*** Opening Input for this task ***

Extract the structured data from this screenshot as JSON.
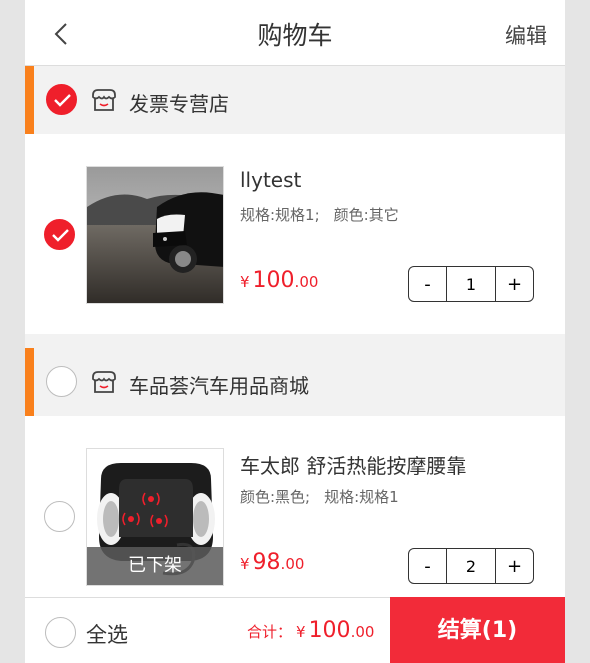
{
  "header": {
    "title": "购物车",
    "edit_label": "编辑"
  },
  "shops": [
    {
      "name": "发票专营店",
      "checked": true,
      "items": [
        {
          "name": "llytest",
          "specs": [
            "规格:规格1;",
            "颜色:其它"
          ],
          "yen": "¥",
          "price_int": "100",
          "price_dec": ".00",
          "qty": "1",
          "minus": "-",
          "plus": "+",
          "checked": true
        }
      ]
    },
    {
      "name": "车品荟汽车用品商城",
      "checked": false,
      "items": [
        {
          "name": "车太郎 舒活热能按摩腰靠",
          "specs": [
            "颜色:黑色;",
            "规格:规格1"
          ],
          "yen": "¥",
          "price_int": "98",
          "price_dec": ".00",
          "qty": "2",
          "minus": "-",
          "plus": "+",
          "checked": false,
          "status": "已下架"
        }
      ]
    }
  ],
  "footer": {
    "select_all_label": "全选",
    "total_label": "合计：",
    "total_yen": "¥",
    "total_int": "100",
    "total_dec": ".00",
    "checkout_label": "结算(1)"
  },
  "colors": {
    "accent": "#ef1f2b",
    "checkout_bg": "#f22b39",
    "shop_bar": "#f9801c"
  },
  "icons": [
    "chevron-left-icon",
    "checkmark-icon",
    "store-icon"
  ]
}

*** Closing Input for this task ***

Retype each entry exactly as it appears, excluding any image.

§ **Result**
Extract the structured data from this screenshot as JSON.
{
  "header": {
    "title": "购物车",
    "edit_label": "编辑"
  },
  "shops": [
    {
      "name": "发票专营店",
      "checked": true,
      "items": [
        {
          "name": "llytest",
          "specs": [
            "规格:规格1;",
            "颜色:其它"
          ],
          "yen": "¥",
          "price_int": "100",
          "price_dec": ".00",
          "qty": "1",
          "minus": "-",
          "plus": "+",
          "checked": true
        }
      ]
    },
    {
      "name": "车品荟汽车用品商城",
      "checked": false,
      "items": [
        {
          "name": "车太郎 舒活热能按摩腰靠",
          "specs": [
            "颜色:黑色;",
            "规格:规格1"
          ],
          "yen": "¥",
          "price_int": "98",
          "price_dec": ".00",
          "qty": "2",
          "minus": "-",
          "plus": "+",
          "checked": false,
          "status": "已下架"
        }
      ]
    }
  ],
  "footer": {
    "select_all_label": "全选",
    "total_label": "合计：",
    "total_yen": "¥",
    "total_int": "100",
    "total_dec": ".00",
    "checkout_label": "结算(1)"
  },
  "colors": {
    "accent": "#ef1f2b",
    "checkout_bg": "#f22b39",
    "shop_bar": "#f9801c"
  },
  "icons": [
    "chevron-left-icon",
    "checkmark-icon",
    "store-icon"
  ]
}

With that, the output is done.